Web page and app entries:
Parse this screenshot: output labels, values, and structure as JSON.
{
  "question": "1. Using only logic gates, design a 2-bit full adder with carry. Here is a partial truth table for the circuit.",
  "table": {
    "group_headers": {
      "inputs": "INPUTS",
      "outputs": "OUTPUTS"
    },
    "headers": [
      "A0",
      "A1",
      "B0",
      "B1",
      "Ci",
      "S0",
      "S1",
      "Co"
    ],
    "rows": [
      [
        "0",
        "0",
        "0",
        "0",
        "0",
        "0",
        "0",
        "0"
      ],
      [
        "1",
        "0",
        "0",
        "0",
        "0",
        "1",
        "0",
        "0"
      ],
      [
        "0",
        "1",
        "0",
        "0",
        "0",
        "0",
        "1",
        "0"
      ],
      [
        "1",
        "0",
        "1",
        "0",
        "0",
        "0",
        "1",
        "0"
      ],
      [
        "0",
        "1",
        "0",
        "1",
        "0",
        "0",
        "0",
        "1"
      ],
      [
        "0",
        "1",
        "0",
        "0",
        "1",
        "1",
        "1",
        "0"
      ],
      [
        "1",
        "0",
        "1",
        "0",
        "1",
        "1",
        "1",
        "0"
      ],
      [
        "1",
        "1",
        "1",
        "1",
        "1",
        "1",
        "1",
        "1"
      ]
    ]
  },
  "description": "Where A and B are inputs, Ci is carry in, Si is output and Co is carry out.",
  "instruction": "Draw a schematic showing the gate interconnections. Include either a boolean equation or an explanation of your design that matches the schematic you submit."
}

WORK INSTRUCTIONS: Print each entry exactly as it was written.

ANSWER AREA:
Parse this screenshot: output labels, values, and structure as JSON.
{
  "question": "1. Using only logic gates, design a 2-bit full adder with carry. Here is a partial truth table for the circuit.",
  "table": {
    "group_headers": {
      "inputs": "INPUTS",
      "outputs": "OUTPUTS"
    },
    "headers": [
      "A0",
      "A1",
      "B0",
      "B1",
      "Ci",
      "S0",
      "S1",
      "Co"
    ],
    "rows": [
      [
        "0",
        "0",
        "0",
        "0",
        "0",
        "0",
        "0",
        "0"
      ],
      [
        "1",
        "0",
        "0",
        "0",
        "0",
        "1",
        "0",
        "0"
      ],
      [
        "0",
        "1",
        "0",
        "0",
        "0",
        "0",
        "1",
        "0"
      ],
      [
        "1",
        "0",
        "1",
        "0",
        "0",
        "0",
        "1",
        "0"
      ],
      [
        "0",
        "1",
        "0",
        "1",
        "0",
        "0",
        "0",
        "1"
      ],
      [
        "0",
        "1",
        "0",
        "0",
        "1",
        "1",
        "1",
        "0"
      ],
      [
        "1",
        "0",
        "1",
        "0",
        "1",
        "1",
        "1",
        "0"
      ],
      [
        "1",
        "1",
        "1",
        "1",
        "1",
        "1",
        "1",
        "1"
      ]
    ]
  },
  "description": "Where A and B are inputs, Ci is carry in, Si is output and Co is carry out.",
  "instruction": "Draw a schematic showing the gate interconnections. Include either a boolean equation or an explanation of your design that matches the schematic you submit."
}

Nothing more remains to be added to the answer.